▶ [TASK PROMPT]: In the entries, find all lines that hold the word "headline" and copy them.

[Items from an interface collection]
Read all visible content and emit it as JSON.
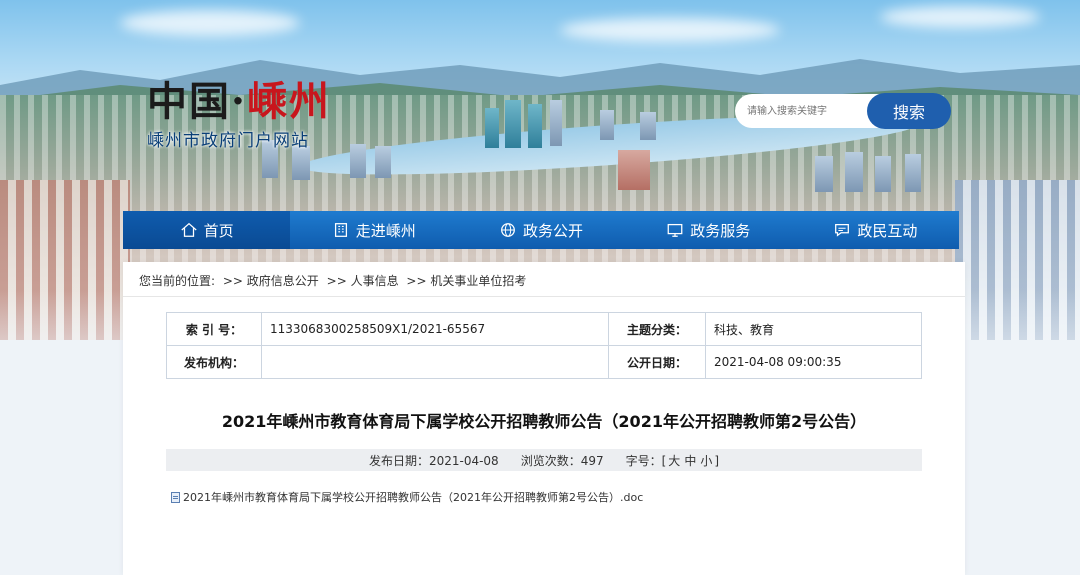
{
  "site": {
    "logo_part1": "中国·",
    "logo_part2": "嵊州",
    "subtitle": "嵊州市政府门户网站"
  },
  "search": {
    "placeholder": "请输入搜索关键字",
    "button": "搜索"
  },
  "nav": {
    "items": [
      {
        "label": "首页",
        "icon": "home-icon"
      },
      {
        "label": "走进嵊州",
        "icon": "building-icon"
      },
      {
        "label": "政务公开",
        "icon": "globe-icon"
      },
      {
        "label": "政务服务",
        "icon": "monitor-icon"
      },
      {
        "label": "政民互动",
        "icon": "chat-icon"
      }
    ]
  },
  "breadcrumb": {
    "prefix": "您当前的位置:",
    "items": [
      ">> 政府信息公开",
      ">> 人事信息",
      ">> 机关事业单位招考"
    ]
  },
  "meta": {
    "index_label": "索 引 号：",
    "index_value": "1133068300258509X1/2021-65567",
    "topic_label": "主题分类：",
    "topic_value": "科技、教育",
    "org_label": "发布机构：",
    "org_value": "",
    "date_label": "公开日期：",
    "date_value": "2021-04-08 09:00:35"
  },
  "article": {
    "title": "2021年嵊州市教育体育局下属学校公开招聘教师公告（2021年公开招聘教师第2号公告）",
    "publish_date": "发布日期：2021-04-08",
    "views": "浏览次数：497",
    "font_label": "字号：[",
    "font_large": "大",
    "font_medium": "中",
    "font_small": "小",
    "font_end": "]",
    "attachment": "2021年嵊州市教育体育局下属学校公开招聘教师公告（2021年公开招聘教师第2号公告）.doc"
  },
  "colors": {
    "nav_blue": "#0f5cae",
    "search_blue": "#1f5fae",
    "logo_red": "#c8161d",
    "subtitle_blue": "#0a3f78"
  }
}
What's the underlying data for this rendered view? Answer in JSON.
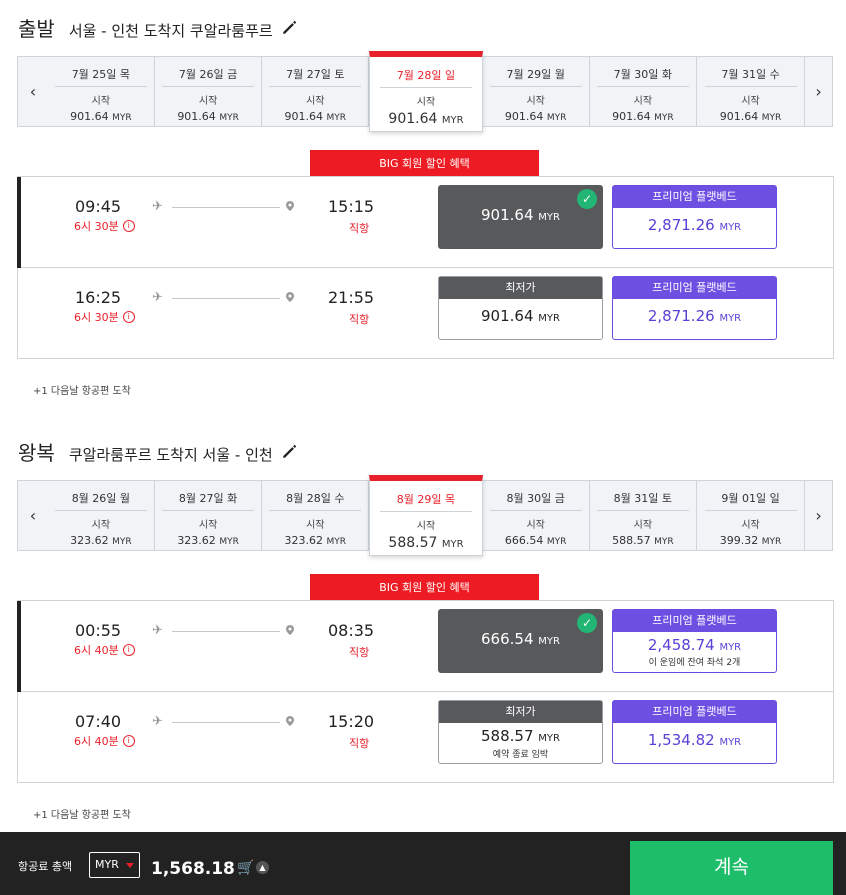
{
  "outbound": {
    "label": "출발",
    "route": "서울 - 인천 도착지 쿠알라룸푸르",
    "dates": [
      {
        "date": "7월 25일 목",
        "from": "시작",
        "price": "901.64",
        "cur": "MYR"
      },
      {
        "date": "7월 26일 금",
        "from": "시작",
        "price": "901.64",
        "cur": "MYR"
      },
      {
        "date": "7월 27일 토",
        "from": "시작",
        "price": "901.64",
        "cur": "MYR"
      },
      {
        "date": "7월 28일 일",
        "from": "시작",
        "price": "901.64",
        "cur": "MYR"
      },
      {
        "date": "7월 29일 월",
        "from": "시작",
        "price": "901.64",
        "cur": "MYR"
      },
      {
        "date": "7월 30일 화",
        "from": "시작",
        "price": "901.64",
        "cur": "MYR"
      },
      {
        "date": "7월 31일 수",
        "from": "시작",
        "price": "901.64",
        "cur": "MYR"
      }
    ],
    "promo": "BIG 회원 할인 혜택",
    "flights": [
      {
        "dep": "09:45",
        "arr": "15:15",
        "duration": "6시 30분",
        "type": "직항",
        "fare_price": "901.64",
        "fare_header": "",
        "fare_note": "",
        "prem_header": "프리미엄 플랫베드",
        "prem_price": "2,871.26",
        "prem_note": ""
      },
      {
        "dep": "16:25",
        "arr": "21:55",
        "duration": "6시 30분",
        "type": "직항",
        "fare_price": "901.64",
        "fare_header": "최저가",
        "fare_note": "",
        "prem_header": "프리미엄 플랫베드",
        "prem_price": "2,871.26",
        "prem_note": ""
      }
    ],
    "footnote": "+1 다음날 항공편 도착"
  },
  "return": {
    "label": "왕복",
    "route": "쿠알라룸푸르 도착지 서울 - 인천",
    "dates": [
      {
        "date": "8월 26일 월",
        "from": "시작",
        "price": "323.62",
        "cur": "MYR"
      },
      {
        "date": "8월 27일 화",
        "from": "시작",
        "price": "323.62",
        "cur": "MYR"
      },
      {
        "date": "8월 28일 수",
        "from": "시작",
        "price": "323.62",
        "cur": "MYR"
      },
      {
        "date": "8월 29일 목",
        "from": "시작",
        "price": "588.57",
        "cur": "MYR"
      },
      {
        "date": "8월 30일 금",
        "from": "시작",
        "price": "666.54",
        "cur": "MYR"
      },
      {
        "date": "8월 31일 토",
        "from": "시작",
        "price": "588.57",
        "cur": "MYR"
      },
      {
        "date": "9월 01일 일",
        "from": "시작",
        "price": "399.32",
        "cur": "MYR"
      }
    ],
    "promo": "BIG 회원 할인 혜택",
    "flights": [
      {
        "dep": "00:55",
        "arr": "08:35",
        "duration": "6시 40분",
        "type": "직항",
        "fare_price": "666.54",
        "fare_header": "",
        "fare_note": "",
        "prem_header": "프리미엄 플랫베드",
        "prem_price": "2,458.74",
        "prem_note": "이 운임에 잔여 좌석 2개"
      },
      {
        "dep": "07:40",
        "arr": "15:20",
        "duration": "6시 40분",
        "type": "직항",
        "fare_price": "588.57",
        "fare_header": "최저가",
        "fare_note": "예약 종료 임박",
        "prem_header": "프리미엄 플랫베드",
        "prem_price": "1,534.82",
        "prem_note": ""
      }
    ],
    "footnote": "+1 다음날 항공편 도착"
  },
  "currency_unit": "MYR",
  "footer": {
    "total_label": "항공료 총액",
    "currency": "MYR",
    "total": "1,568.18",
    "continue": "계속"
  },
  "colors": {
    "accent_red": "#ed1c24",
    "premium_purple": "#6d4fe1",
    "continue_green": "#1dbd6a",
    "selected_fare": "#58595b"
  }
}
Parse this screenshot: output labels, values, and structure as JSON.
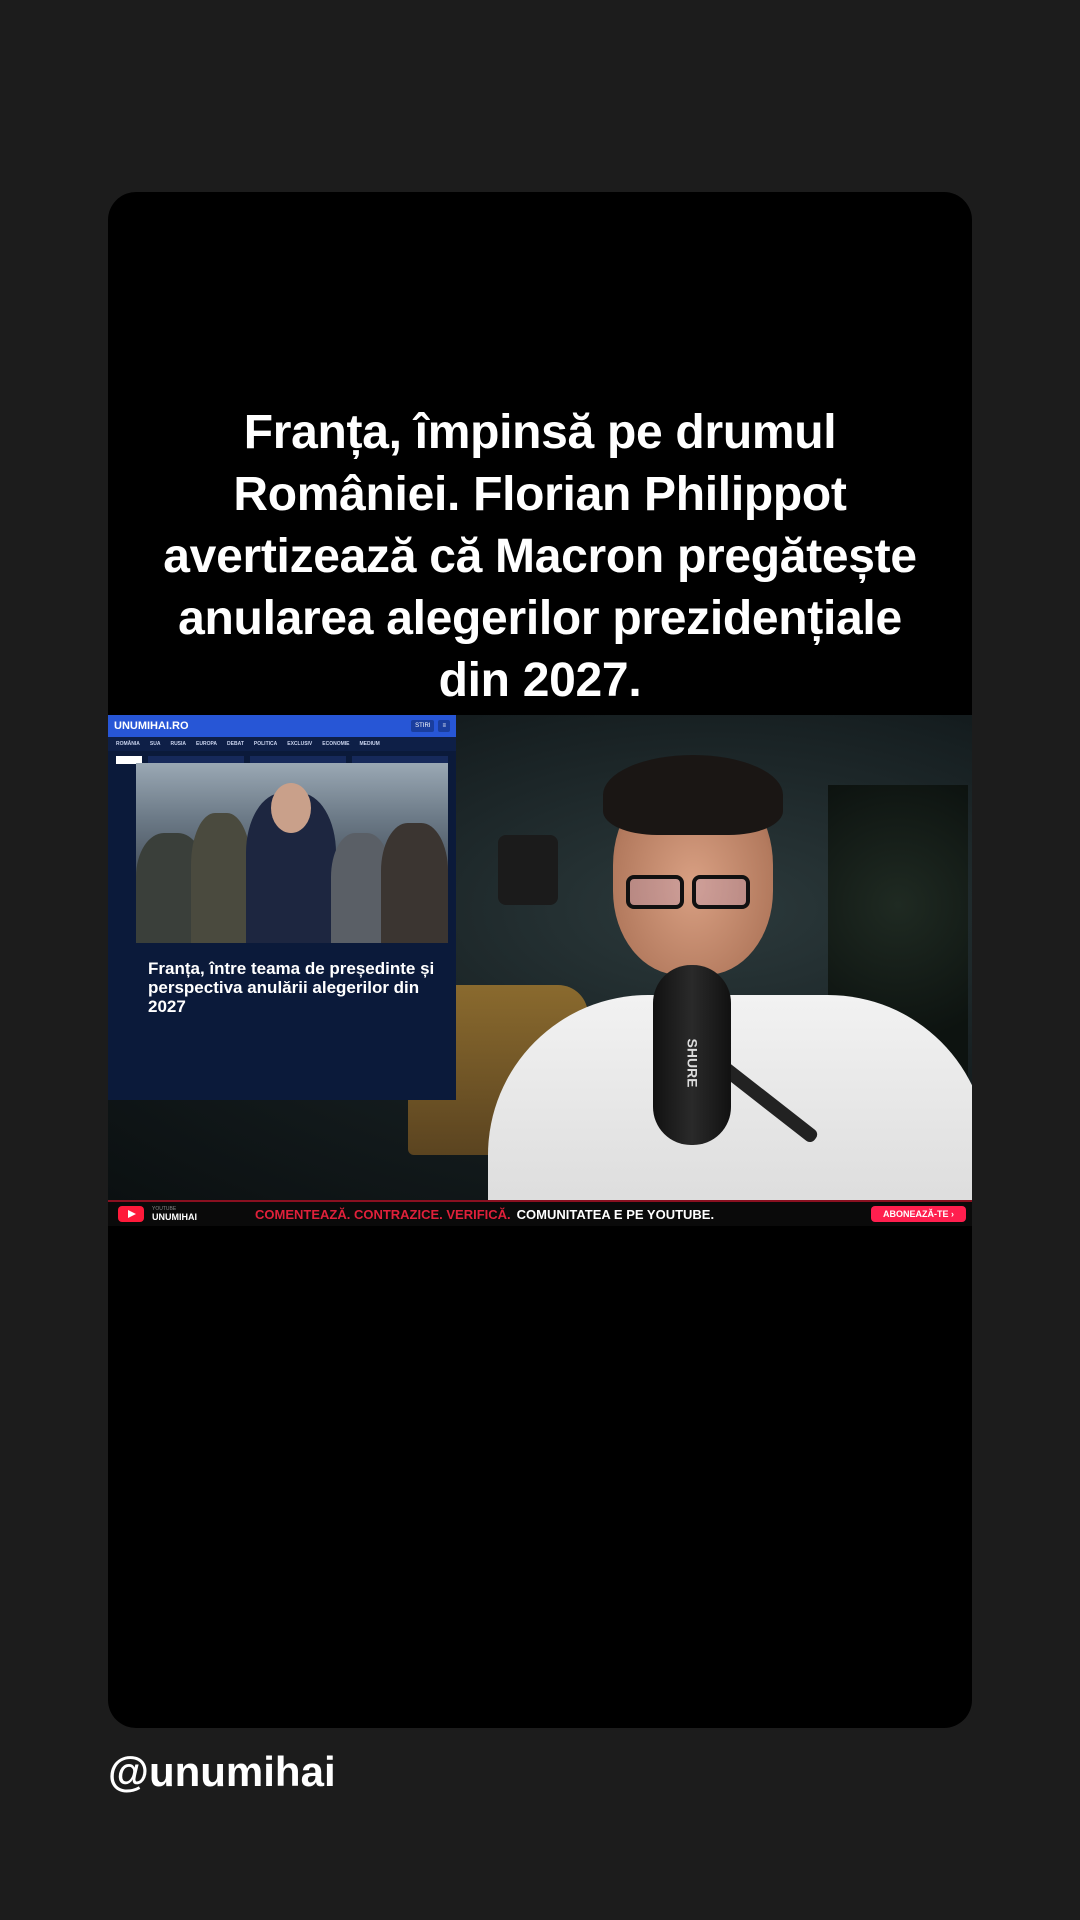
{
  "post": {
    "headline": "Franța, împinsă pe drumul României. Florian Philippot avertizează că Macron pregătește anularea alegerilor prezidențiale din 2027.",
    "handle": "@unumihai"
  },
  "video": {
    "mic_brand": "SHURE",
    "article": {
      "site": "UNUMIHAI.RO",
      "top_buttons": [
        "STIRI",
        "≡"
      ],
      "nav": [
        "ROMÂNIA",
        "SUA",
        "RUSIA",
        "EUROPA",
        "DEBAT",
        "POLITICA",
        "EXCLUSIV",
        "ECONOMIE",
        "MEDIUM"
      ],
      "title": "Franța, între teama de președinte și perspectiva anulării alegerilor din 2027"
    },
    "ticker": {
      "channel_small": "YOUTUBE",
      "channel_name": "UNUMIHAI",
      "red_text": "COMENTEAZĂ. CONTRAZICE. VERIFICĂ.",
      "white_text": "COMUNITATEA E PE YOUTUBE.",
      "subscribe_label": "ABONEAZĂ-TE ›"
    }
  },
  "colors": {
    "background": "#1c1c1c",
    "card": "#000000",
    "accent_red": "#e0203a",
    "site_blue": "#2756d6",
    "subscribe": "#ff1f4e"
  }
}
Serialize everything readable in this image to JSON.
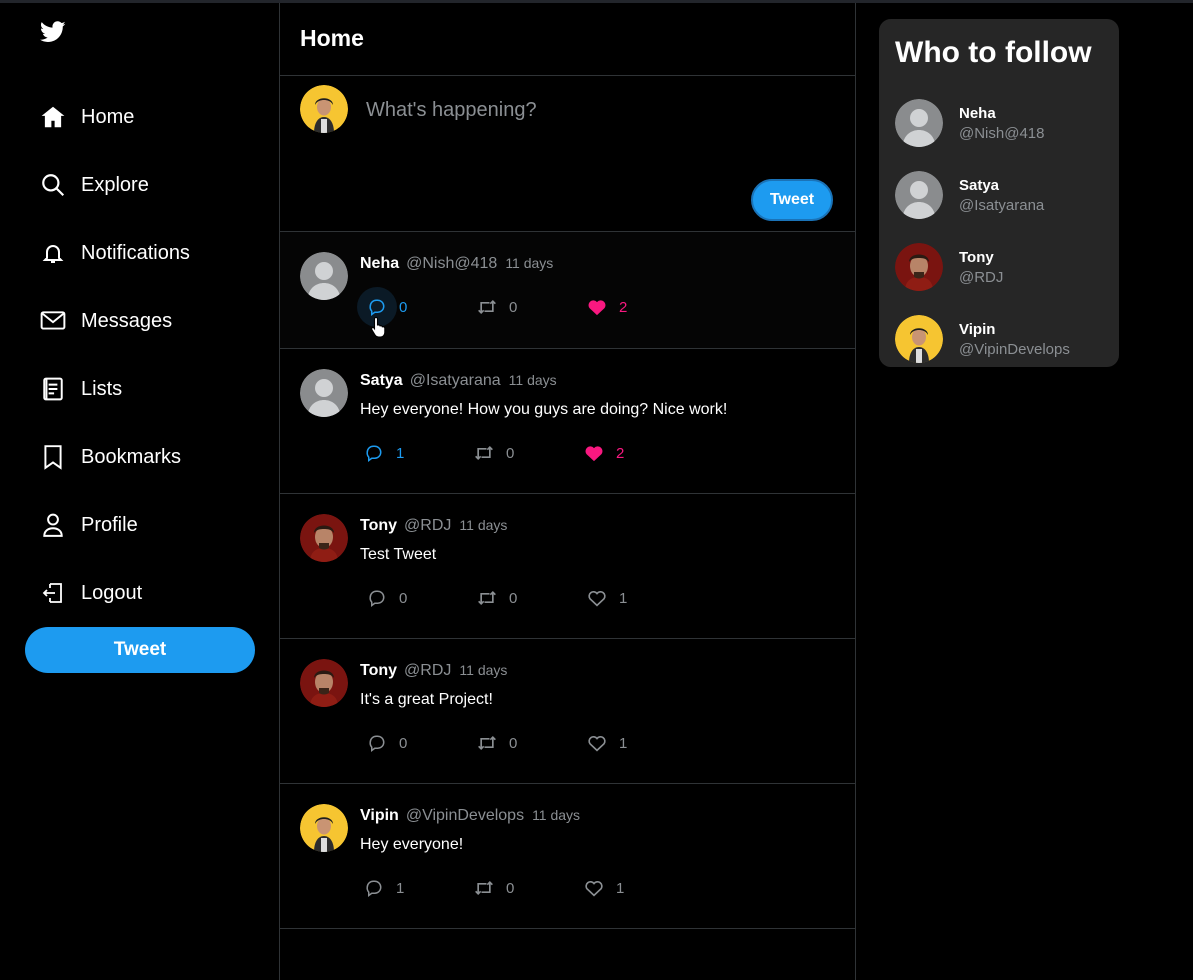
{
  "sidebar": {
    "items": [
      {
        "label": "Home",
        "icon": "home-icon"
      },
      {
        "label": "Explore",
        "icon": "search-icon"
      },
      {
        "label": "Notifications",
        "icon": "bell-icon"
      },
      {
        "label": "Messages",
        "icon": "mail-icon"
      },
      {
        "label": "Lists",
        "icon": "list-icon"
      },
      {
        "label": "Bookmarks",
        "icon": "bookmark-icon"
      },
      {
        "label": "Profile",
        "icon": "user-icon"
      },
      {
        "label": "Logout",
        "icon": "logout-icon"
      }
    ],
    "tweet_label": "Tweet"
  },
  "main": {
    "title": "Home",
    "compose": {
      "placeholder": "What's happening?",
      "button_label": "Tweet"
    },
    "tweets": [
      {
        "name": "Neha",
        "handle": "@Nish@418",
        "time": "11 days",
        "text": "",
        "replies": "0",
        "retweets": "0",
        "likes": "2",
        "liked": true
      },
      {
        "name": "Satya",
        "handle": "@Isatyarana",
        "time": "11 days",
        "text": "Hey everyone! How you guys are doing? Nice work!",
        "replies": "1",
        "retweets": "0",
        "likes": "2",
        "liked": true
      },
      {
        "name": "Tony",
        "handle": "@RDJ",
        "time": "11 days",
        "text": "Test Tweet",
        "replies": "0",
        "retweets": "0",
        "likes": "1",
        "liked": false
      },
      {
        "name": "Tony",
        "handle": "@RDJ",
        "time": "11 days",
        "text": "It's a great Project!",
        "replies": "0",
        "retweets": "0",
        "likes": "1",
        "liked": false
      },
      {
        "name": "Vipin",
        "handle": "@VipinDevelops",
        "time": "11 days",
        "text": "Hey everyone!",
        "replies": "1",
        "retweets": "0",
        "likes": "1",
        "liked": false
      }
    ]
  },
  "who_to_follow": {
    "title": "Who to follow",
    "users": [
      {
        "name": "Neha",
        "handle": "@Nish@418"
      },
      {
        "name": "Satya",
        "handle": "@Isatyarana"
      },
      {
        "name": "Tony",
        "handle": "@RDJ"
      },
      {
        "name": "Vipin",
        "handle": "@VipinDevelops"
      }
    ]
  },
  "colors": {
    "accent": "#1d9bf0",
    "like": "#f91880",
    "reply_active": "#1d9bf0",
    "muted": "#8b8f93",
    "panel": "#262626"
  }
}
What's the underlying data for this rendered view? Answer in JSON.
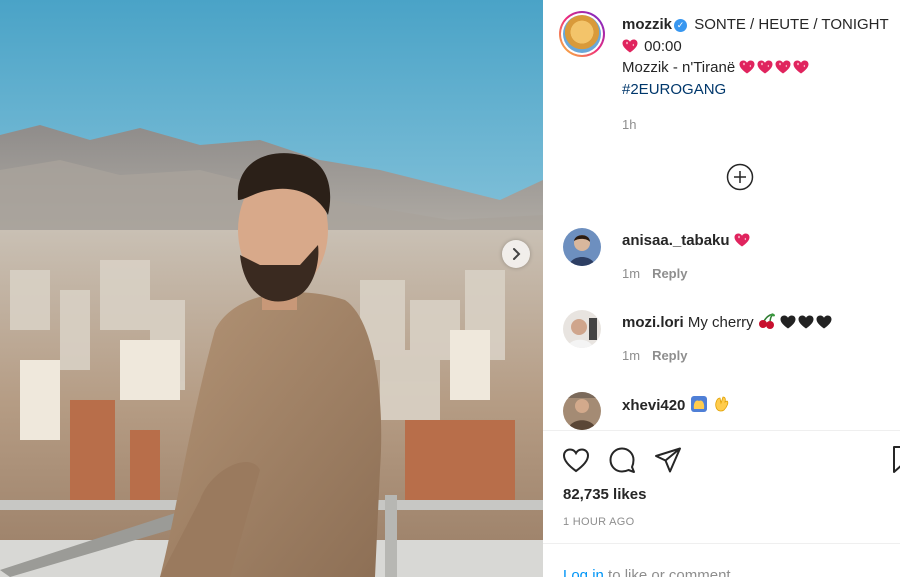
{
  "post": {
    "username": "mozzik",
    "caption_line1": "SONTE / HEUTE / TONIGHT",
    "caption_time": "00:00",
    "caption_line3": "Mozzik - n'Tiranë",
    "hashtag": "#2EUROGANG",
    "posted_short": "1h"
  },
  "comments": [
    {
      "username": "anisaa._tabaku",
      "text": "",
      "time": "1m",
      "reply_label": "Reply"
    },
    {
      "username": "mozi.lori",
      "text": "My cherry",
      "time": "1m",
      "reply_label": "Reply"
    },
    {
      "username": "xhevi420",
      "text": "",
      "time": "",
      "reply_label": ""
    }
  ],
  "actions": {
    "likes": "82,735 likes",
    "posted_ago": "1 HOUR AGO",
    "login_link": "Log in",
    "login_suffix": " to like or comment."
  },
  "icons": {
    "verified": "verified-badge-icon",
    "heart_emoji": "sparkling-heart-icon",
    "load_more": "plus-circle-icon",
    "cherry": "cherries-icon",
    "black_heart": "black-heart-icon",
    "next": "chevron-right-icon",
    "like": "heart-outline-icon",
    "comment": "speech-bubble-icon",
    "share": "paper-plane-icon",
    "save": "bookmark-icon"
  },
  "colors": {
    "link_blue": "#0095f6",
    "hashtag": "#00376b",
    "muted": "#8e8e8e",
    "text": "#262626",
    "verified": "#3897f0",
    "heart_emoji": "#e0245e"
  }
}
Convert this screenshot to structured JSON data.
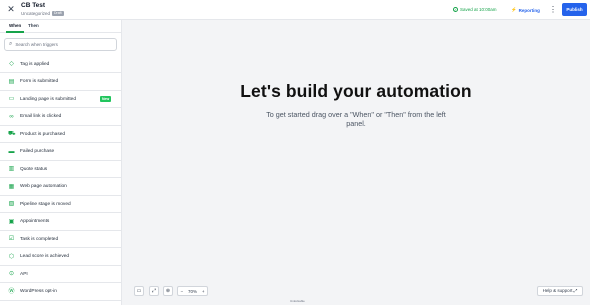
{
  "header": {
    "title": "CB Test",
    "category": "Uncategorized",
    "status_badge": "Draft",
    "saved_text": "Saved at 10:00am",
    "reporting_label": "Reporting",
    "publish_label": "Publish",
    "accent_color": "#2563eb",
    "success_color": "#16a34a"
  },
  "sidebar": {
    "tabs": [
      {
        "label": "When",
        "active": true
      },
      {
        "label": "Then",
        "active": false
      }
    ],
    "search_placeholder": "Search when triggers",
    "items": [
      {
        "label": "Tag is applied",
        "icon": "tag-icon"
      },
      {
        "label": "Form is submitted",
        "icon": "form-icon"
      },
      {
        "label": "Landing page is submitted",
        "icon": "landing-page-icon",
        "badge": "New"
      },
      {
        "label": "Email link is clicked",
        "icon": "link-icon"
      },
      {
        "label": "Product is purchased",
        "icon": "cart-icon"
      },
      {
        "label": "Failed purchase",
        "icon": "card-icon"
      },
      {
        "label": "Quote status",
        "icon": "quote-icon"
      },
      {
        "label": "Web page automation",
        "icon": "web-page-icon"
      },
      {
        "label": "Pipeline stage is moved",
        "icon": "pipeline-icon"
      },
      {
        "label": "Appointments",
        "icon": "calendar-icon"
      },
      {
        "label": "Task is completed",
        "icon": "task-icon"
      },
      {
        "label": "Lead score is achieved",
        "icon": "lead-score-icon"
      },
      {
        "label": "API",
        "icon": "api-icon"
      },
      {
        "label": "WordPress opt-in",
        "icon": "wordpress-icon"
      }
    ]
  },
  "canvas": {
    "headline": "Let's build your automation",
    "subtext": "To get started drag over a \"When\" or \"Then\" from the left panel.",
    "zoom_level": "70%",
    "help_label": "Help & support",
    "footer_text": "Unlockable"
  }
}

▶ [TASK ANSWER]:
    "headline": "Franța, împinsă pe drumul României. Florian Philippot avertizează că Macron pregătește anularea alegerilor prezidențiale din 2027.",
    "headline": "Let's build your automation",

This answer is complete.